Recently I received some great news. My friend Zack Eswine – a gifted pastor and writer – is being encouraged by his local elders to make more time available for coaching leaders. Having experienced the impact of Zack’s coaching myself, I realized immediately what this opportunity could represent for other pastors and leaders who may presently desire mentoring. For more information, here’s some practical steps: First, we recorded a recent podcast on coaching and preaching with Zack. Click Here to Check it out. Also, Zack was kind enough to respond to my request to write a related blog on mentoring, which is offered below. If you want specific information on how to connect with Zack’s coaching ministry, check out thepastorsabbey.com.
– Dave Harvey
Mentoring takes place on the kitchen floor of winter. We sip evening hot chocolate in my home. We wear clothes made for sleeping. We talk easy. We listen for God.
Mentoring takes place as you and I sit our rumps on chairs situated hundreds or thousands of miles from one other. We search for each other’s eyes through a computer screen. Perhaps we say a sentence twice to help with each other’s accents. The video of us and the us we actually are, somehow merges. We talk more awkwardly perhaps. But one thing remains constant.

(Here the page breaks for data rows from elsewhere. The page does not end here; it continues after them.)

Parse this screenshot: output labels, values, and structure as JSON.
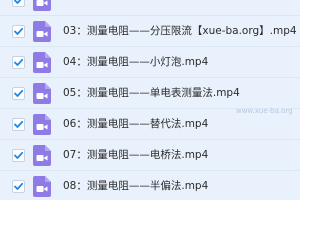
{
  "rows": [
    {
      "name": "",
      "checked": true
    },
    {
      "name": "03：测量电阻——分压限流【xue-ba.org】.mp4",
      "checked": true
    },
    {
      "name": "04：测量电阻——小灯泡.mp4",
      "checked": true
    },
    {
      "name": "05：测量电阻——单电表测量法.mp4",
      "checked": true
    },
    {
      "name": "06：测量电阻——替代法.mp4",
      "checked": true
    },
    {
      "name": "07：测量电阻——电桥法.mp4",
      "checked": true
    },
    {
      "name": "08：测量电阻——半偏法.mp4",
      "checked": true
    }
  ],
  "watermark": "www.xue-ba.org",
  "colors": {
    "row_bg": "#e9f1fc",
    "checkbox_check": "#1e86e6",
    "video_icon": "#8e7be6"
  },
  "icons": {
    "checkbox": "checkmark-icon",
    "file": "video-file-icon"
  }
}
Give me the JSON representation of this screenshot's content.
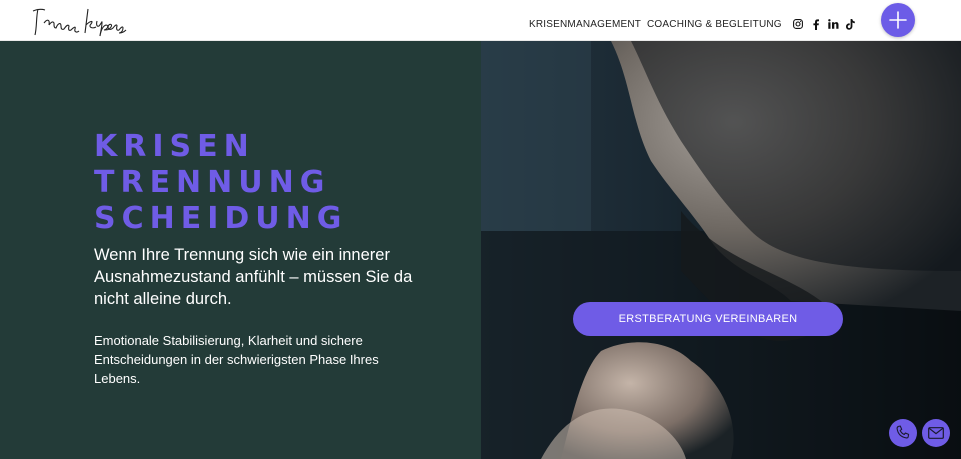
{
  "header": {
    "logo_text": "Irina Kipens",
    "nav": [
      {
        "label": "KRISENMANAGEMENT"
      },
      {
        "label": "COACHING & BEGLEITUNG"
      }
    ],
    "social_icons": [
      "instagram-icon",
      "facebook-icon",
      "linkedin-icon",
      "tiktok-icon"
    ],
    "menu_button_icon": "plus-icon"
  },
  "hero": {
    "headline": [
      "KRISEN",
      "TRENNUNG",
      "SCHEIDUNG"
    ],
    "lead": "Wenn Ihre Trennung sich wie ein innerer Ausnahmezustand anfühlt – müssen Sie da nicht alleine durch.",
    "sub": "Emotionale Stabilisierung, Klarheit und sichere Entscheidungen in der schwierigsten Phase Ihres Lebens.",
    "cta": "ERSTBERATUNG VEREINBAREN"
  },
  "floating": {
    "phone_icon": "phone-icon",
    "mail_icon": "mail-icon"
  },
  "colors": {
    "accent": "#6f5ce6",
    "panel": "#233b38",
    "header_bg": "#ffffff"
  }
}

Whether we laugh or cry, together we listen for God. We listen because mentoring prizes silences as well as sentences.
Mentoring is befriending. As conflicts, afflictions, fatigue and discouragement rage about, we sit together as at a banquet table supping with our host in the presence of our enemies. The comfort of God makes our soul like a cup overflowing though our circumstances haven’t changed.
Mentoring is imitating. You listen as I preach. You watch as I lead. You see me ask forgiveness. You hear me pray with tears for a critic or spiral down in defeat for an hour before I remember the gospel and take His promises for my own again. You join me in song. You wince with my weakness. You think me strange and off until later as you realize the wisdom that seemed folly to you. You think me less heroic than you first imagined because the latter view is the truer one as anyone who already knew me could have told you. A new category for learning emerges. A man’s ways, not just his words, shape we who follow him.
All of this reminds us that mentoring takes place not just when we make an appointment and sit down to discuss content. The mentoring began long before the meeting did. We mentor others by the ways that each of us made the appointment; in the ways that each of us prayed or didn’t before we arrived; in the ways that we each greeted one another or didn’t as we sat down together. Did we listen to one other or not? Did we pay attention to the one in front of us? Or perhaps instead, we consistently looked passed the other to see who else might more importantly have entered the room.
When our meeting ends, and our words stop, the mentoring doesn’t. The way we get up from our chair, the way we say goodbye, the way we move on from one another into the day, and how we do that next part of the day, all of this says more than we know. Mark this down. We not only pass on our content we pass on our character. For better or for worse, whether we want to or not. Leaders must come to understand that ways, not just words, speak.
I can see why we go to conferences. The mentoring in them helps us. But it matters that we recognize how it was that Jesus sat by a well at noon and how it was that his human need for something to drink, in between public ministries, was just as much a mentoring moment as these strategic others with their crowds. In fact, walk through the gospels again. Notice how often Jesus answers or explains a quandary his students have when the crowds have gone, and these remaining few walk together in the cool of the morning or eat together by an evening fire. They not only hear Jesus preach to the crowds they hear how he speaks to a father whose child is sick or a critic whose tongue conceals poison. They hear how he prays with loud cries and tears in the quiet before the cheek-kisser comes to betray them all. Hearing the Master’s prayers when the crowds were absent, taught them as much as the Master’s class on prayer when everyone listened up and took notes.
No wonder, we offer not only the gospel but our lives as Paul said. Mentors are the seen ones. Those who know what this means, grow humble. For their lives are on display like a jar of clay—broken and chipped so that we can see the treasure within, does not originate with them, but with God. Such mentors are the poured-out ones; the limits of their supply shown as they give it earnestly away. We learn from them, not only a way of thinking and talking but also a way of being in the world.
The romantic student grows impatient with broken, seen, poured out mentors. Such a student proves that he or she meant to leverage rather than love the one from whom they sought to learn. But the romantic realist remains when it turns out that their mentor must say, with good reason, imitate me only as I imitate Jesus. These students continue when the romanticism fades because it was Jesus they sought all along. Only with the clay jar mentor can one find this real treasure. Such students who remain gain a double gift. The gift of the One who saves them and the gift of authentic friendship with the mentor who can’t.